Millions suffer with brain fog, difficulty eating and drinking, and general speech and language problems – and these issues were only amplified in the years following COVID.  These problems can affect a person’s quality of life. Speech Language Pathologists treat a wide range of disorders in both adults and children. With early identification and intervention, clinicians can help to improve communication, increase confidence, and help patients return to the activities and daily life they enjoy.

Many people aren’t aware of how a speech-language pathologist can help.

Speech-Language Pathology, or what is commonly known as Speech Therapy, assesses and treats speech disorders and communication problems. It helps people develop skills like comprehension, clarity, voice, fluency, and sound production. Speech Language Pathologists, or Speech Therapists, can treat childhood speech disorders or adult speech impairments caused by stroke, brain injury or other conditions.
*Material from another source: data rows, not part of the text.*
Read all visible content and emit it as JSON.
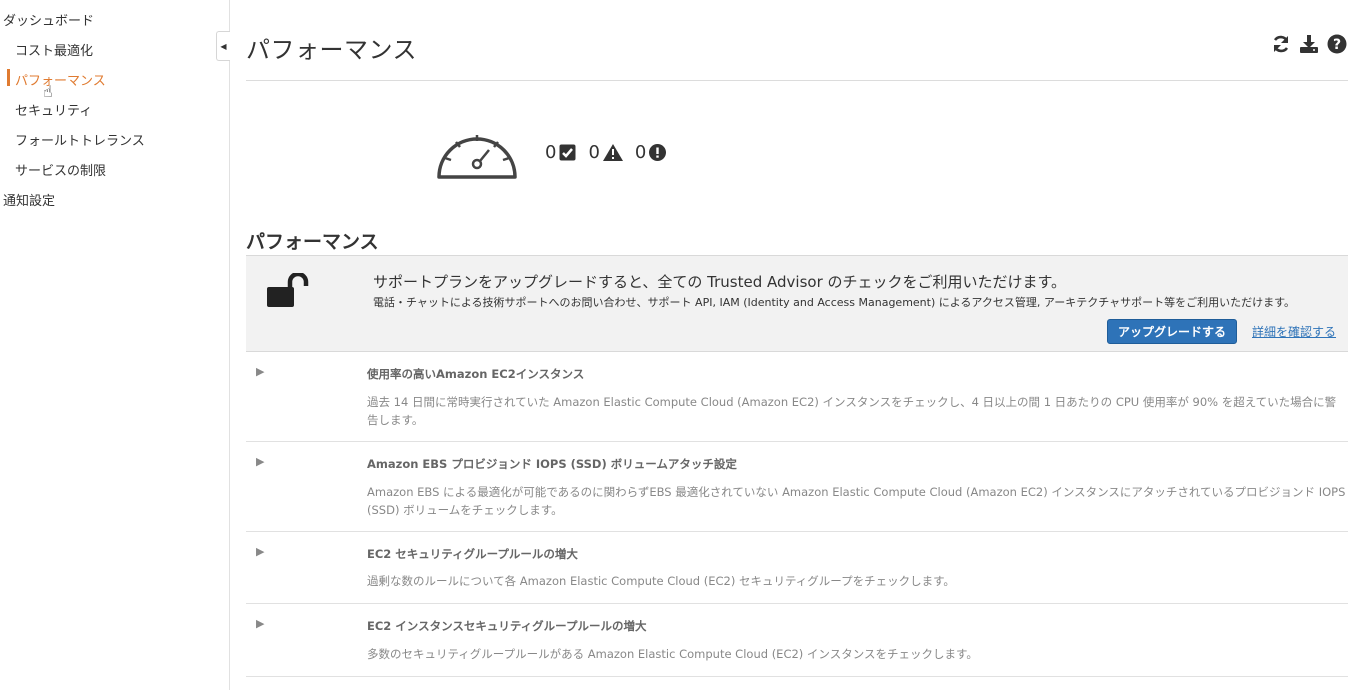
{
  "sidebar": {
    "items": [
      {
        "label": "ダッシュボード"
      },
      {
        "label": "コスト最適化"
      },
      {
        "label": "パフォーマンス"
      },
      {
        "label": "セキュリティ"
      },
      {
        "label": "フォールトトレランス"
      },
      {
        "label": "サービスの制限"
      },
      {
        "label": "通知設定"
      }
    ],
    "active_color": "#e07b31"
  },
  "header": {
    "title": "パフォーマンス",
    "icons": [
      "refresh-icon",
      "download-icon",
      "help-icon"
    ]
  },
  "summary": {
    "ok_count": "0",
    "warning_count": "0",
    "error_count": "0"
  },
  "section": {
    "title": "パフォーマンス"
  },
  "banner": {
    "title": "サポートプランをアップグレードすると、全ての Trusted Advisor のチェックをご利用いただけます。",
    "description": "電話・チャットによる技術サポートへのお問い合わせ、サポート API, IAM (Identity and Access Management) によるアクセス管理, アーキテクチャサポート等をご利用いただけます。",
    "upgrade_button": "アップグレードする",
    "details_link": "詳細を確認する",
    "button_color": "#2e73b8"
  },
  "checks": [
    {
      "title": "使用率の高いAmazon EC2インスタンス",
      "description": "過去 14 日間に常時実行されていた Amazon Elastic Compute Cloud (Amazon EC2) インスタンスをチェックし、4 日以上の間 1 日あたりの CPU 使用率が 90% を超えていた場合に警告します。"
    },
    {
      "title": "Amazon EBS プロビジョンド IOPS (SSD) ボリュームアタッチ設定",
      "description": "Amazon EBS による最適化が可能であるのに関わらずEBS 最適化されていない Amazon Elastic Compute Cloud (Amazon EC2) インスタンスにアタッチされているプロビジョンド IOPS (SSD) ボリュームをチェックします。"
    },
    {
      "title": "EC2 セキュリティグループルールの増大",
      "description": "過剰な数のルールについて各 Amazon Elastic Compute Cloud (EC2) セキュリティグループをチェックします。"
    },
    {
      "title": "EC2 インスタンスセキュリティグループルールの増大",
      "description": "多数のセキュリティグループルールがある Amazon Elastic Compute Cloud (EC2) インスタンスをチェックします。"
    }
  ]
}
Speech-Language Pathologists work with their patients to identify areas for improvement and work to develop each patient’s individual goals.

Speech therapy offers skilled treatment designed to assist and restore speech and language problems caused by illness or injury that may affect:

  • Cognition, comprehension, memory
  • Swallowing and other oral motor problems
  • Communication and hearing
  • Expression

Does Speech Therapy make a difference?

Adult patients can improve the quality of life with speech therapy after a stroke or traumatic injury as well as those patients diagnosed with Parkinson’s Disease or Alzheimer’s. For children, speech therapy is most successful when started early and practiced at home with a parent or caregiver.

Some of the speech improvements that patients experience are a louder and clearer voice, better speech intelligence, a more natural rate of speech, and more robust facial expressions.

If you or someone you know could benefit from Speech Therapy, find a Speech Language Pathologist in your area.  Why?  Because communication is important.